SOURCE DATA Start Marker

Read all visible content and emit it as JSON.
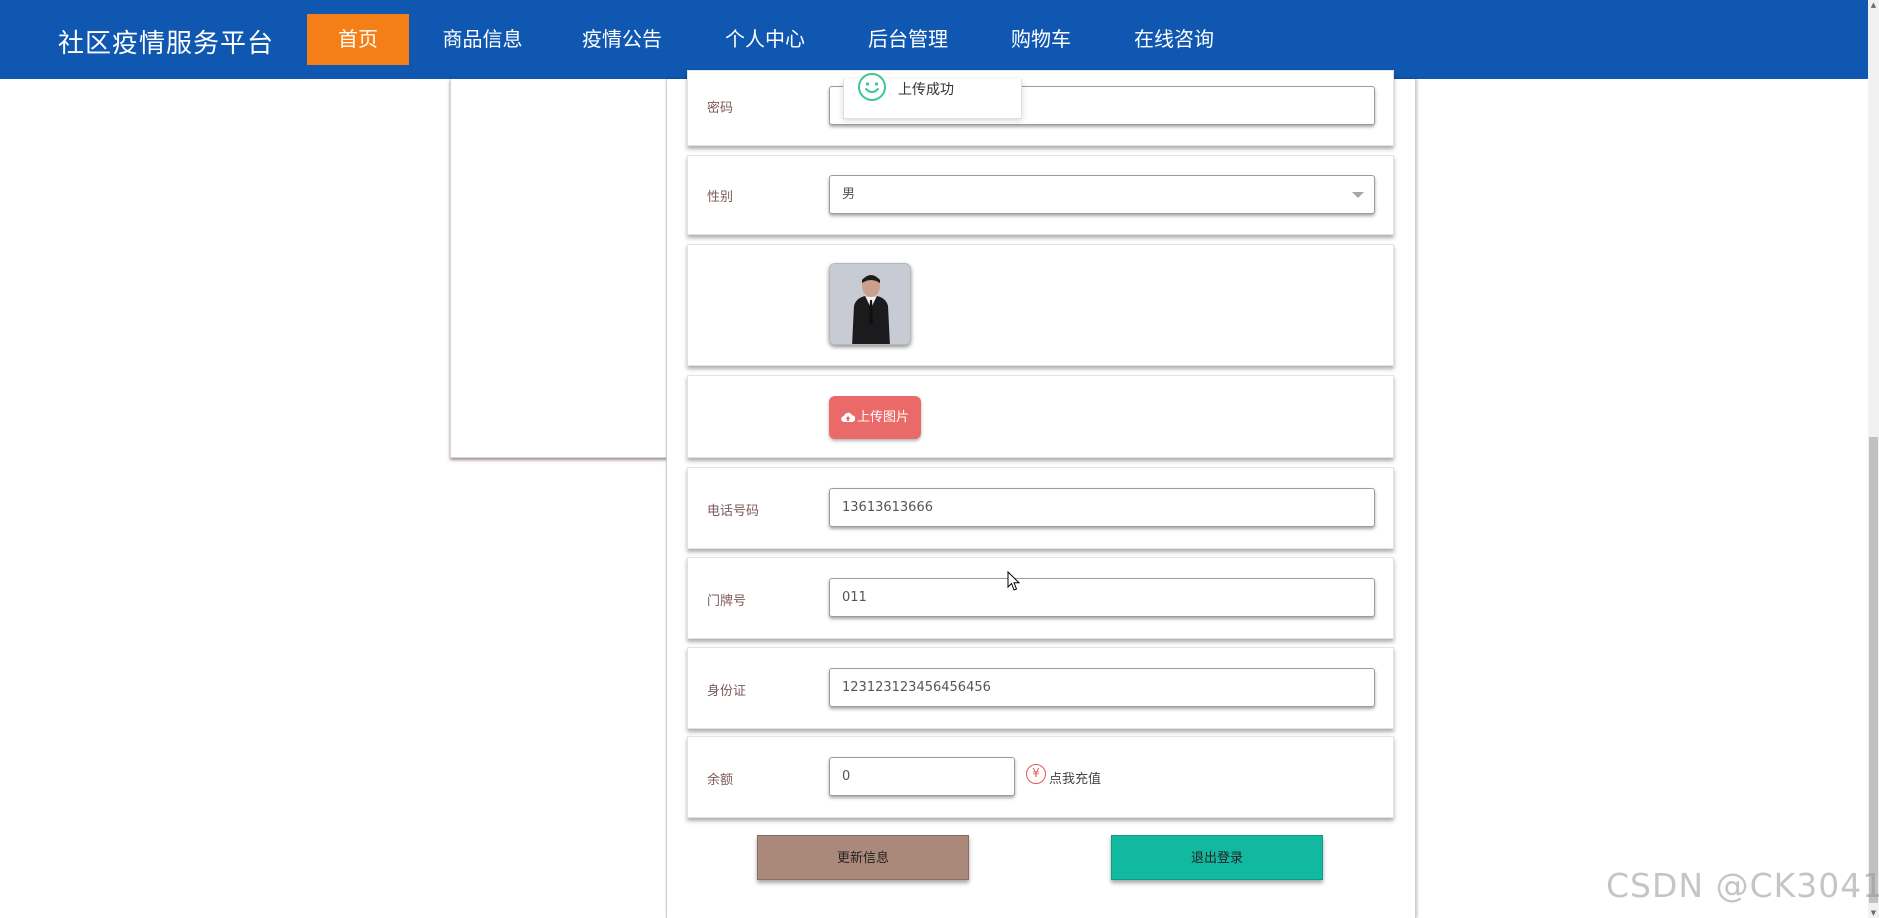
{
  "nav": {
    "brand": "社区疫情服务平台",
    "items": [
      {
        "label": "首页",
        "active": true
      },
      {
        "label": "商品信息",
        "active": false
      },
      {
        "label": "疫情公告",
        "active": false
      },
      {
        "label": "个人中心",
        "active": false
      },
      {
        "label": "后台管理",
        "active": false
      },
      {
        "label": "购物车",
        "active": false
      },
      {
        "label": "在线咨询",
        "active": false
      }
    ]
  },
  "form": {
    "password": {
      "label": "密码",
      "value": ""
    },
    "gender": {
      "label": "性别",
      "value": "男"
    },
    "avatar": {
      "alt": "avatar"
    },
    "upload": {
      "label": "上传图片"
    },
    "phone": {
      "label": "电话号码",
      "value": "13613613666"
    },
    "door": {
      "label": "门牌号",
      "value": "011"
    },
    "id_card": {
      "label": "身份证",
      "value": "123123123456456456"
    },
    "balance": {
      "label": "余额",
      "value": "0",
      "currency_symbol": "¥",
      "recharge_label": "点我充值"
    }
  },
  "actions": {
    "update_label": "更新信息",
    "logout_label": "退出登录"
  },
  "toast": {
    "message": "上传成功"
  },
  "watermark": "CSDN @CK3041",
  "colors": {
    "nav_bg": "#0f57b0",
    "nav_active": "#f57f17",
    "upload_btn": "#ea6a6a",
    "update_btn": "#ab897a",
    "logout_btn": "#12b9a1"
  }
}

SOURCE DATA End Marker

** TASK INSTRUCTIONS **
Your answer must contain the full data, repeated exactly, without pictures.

** COMPLETED EXERCISE **
Read all visible content and emit it as JSON.
{
  "nav": {
    "brand": "社区疫情服务平台",
    "items": [
      {
        "label": "首页",
        "active": true
      },
      {
        "label": "商品信息",
        "active": false
      },
      {
        "label": "疫情公告",
        "active": false
      },
      {
        "label": "个人中心",
        "active": false
      },
      {
        "label": "后台管理",
        "active": false
      },
      {
        "label": "购物车",
        "active": false
      },
      {
        "label": "在线咨询",
        "active": false
      }
    ]
  },
  "form": {
    "password": {
      "label": "密码",
      "value": ""
    },
    "gender": {
      "label": "性别",
      "value": "男"
    },
    "avatar": {
      "alt": "avatar"
    },
    "upload": {
      "label": "上传图片"
    },
    "phone": {
      "label": "电话号码",
      "value": "13613613666"
    },
    "door": {
      "label": "门牌号",
      "value": "011"
    },
    "id_card": {
      "label": "身份证",
      "value": "123123123456456456"
    },
    "balance": {
      "label": "余额",
      "value": "0",
      "currency_symbol": "¥",
      "recharge_label": "点我充值"
    }
  },
  "actions": {
    "update_label": "更新信息",
    "logout_label": "退出登录"
  },
  "toast": {
    "message": "上传成功"
  },
  "watermark": "CSDN @CK3041",
  "colors": {
    "nav_bg": "#0f57b0",
    "nav_active": "#f57f17",
    "upload_btn": "#ea6a6a",
    "update_btn": "#ab897a",
    "logout_btn": "#12b9a1"
  }
}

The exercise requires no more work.